Serve over anything. Last night I split some just-baked potatoes, packed them with sour cream, and showered the salsa over the top. Never eaten better.

11.5.16

"Unexpected" egg event.

From today's paper:
SHOPPERS baulking at the cost of beef are scrambling for eggs and stretching supplies. Customers have been confronted with depleted egg sections at some supermarkets. A notice advised eggs were in short supply "due to unexpected events in the industry".

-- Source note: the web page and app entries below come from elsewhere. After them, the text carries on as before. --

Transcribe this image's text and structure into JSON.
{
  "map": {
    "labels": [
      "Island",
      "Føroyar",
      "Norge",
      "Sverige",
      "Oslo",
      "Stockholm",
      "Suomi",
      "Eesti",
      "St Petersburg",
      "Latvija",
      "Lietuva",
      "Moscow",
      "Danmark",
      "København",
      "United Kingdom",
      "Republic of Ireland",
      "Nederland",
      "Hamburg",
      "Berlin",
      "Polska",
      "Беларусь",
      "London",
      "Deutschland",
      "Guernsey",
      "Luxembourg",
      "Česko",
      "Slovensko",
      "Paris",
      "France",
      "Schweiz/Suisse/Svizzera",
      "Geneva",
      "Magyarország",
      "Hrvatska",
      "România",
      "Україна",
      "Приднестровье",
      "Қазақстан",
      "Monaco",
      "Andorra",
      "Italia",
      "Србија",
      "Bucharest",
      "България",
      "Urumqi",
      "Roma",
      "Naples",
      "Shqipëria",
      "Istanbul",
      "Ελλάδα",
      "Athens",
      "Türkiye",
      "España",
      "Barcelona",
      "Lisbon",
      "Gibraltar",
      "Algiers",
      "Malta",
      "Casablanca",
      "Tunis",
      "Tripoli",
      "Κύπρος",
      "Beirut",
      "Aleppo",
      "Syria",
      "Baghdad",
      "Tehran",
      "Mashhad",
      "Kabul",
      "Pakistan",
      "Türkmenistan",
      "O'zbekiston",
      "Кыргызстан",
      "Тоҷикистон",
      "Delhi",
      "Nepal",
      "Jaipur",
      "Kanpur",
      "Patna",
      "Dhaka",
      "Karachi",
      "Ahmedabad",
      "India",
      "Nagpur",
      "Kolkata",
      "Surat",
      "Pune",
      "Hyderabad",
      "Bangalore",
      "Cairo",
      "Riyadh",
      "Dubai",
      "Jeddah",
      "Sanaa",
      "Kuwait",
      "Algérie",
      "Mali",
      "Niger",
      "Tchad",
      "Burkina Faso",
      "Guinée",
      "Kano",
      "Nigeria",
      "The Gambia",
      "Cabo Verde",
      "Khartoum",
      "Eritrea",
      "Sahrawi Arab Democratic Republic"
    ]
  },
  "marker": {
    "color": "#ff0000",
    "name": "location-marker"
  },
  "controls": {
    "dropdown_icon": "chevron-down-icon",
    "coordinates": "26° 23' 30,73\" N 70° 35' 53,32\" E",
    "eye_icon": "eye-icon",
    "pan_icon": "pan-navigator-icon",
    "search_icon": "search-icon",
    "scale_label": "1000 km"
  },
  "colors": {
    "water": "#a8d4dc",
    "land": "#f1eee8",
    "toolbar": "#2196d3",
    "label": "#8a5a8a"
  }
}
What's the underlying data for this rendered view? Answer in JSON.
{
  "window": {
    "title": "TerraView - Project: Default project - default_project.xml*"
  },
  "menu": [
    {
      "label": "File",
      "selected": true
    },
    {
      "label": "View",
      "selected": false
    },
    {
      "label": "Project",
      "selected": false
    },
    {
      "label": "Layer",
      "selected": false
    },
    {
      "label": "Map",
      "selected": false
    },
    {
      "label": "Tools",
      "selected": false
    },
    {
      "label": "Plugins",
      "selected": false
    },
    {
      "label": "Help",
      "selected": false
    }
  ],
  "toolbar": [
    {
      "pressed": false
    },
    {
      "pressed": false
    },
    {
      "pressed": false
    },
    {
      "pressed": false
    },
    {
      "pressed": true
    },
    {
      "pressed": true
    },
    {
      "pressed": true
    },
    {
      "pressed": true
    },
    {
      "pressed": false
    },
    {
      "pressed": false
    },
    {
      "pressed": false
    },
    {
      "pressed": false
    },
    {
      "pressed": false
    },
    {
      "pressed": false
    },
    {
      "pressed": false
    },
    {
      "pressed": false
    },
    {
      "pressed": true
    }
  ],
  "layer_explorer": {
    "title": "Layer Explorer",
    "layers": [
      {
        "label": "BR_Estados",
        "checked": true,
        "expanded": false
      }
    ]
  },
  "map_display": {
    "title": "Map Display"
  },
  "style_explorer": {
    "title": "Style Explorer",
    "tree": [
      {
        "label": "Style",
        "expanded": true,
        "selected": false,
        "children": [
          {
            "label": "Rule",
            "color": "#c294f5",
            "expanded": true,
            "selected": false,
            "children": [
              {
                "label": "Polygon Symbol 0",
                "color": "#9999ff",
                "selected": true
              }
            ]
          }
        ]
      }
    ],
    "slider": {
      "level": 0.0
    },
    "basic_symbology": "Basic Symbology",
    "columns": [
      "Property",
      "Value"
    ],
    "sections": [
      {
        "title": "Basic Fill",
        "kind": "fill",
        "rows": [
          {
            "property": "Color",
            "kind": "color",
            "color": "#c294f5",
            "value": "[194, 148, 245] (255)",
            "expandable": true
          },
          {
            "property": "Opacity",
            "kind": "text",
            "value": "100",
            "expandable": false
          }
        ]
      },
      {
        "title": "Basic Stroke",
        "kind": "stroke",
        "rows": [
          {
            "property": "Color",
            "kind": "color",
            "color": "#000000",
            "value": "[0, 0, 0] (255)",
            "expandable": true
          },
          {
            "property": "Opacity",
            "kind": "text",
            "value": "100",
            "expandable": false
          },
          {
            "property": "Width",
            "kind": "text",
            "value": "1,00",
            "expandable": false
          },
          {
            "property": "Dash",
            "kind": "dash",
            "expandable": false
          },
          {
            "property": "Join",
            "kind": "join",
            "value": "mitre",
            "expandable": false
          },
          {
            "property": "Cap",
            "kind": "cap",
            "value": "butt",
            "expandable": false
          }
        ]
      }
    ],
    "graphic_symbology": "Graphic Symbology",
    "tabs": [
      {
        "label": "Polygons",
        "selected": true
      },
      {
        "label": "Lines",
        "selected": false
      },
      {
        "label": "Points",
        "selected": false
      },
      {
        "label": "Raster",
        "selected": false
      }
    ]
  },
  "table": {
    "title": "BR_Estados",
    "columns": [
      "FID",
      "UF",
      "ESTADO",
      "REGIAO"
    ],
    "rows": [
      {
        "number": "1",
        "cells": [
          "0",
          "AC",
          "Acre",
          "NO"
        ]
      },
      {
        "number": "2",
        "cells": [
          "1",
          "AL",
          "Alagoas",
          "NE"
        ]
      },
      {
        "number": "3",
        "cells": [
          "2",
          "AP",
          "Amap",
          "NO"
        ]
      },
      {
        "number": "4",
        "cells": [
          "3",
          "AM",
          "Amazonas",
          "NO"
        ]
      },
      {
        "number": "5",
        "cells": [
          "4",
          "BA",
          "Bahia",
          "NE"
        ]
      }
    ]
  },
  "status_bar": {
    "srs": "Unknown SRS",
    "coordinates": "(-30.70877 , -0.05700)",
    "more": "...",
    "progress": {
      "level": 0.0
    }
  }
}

"People searching for cheaper alternative proteins are recognising the value of eggs," Egg Farmers Aus­tralia spokesman John Coward said. "A kilo of eggs is as low as $4. A kilo of popular steak is $20-$35. They can replace a beef dinner with a frittata."
When it comes to "unexpected egg events", a frittata sounds a bit of a letdown compared to, for example, a 400g porterhouse, chargrilled to perfection, still pink in the middle and drowning in pepper sauce. The following is a much more robust alternative to the ubiquitous - and somewhat pretentious - frittata, if steak is off and eggs are on.

Egg and bacon pie.

Grease a glass or enamel pie dish and line it with a sheet of shortcrust pastry. Crack in about four eggs, depending on dish size. Scatter some chopped parsley and white pepper over the eggs.

Meanwhile, lightly fry six rashers of bacon in a pan, then lay the bacon over the eggs. Add another two or three eggs, then top the pie-dish with a disc of puff pastry, trim and seal the edge. Slash the top once and decorate with the pastry trimmings. Brush with egg white or milk. Bake at 180C for about 35 minutes at which point it will be golden brown.

Serve hot with mashed potato and peas. Add a fancy relish if you must but this pie, already tasty enough, shoots into the flavour stratosphere when served with old-fashioned tomato sauce.

27.4.16

Sack the knife.

I was chopping some carrots using a vegetable knife with a short non-serrated blade. The carrots were quite hard. I slid the knife across and into the third carrot. The blade of the knife snapped suddenly at the point where it is imbedded in the handle. It rebounded against the force of my hand, flicked up and around like a soccer player doing a scissor kick, and stabbed me in the forefinger before flopping onto the table.

I threw the handle and the blade into the bin, after examining the break. The imbedded section was far too thin. It was the last cheap knife I will buy. Lesson: sack your cheap cutting knives before they crack up under the pressure and do you an injury.

*

I had been about to make a recipe I always drag out in autumn, an old favourite I learned from my mother before she gave up on all the old standbys.

Oxtail stew with garlic mash.

Using a quality knife, meaning a knife made just about anywhere except China, chop six celery stalks, two onions and two carrots. Score two cloves of garlic. Chop a small bunch of parsley to make at least half a densely-packed cupful. Chop four slices of prosciutto into tiny squares.

Place a kilogram of oxtail segments into a supermarket plastic bag with half a cup of flour and a teaspoon each of salt and ground white pepper. Close bag and shake to thoroughly coat oxtail in seasoned flour.

Heat some oil in a heavy pan and brown oxtail lightly. Then turn down heat and add chopped vegetables, parsley and prosciutto. Stir for five minutes or so.

Now add a tablespoonful of tomato paste, a 690g jar of tomato puree (or a couple of cans), a cup of red wine, a bay leaf, a sprig of rosemary and a mint leaf if you have any of the latter handy. Cover with water and bring to boil.

Simmer two hours on as low a heat as your stovetop will allow. Alternatively place the lot in a casserole and bake in a very slow oven.

Serve on mashed potato laced with garlic and parmesan cheese and showered with more parsley. Or polenta treated the same way.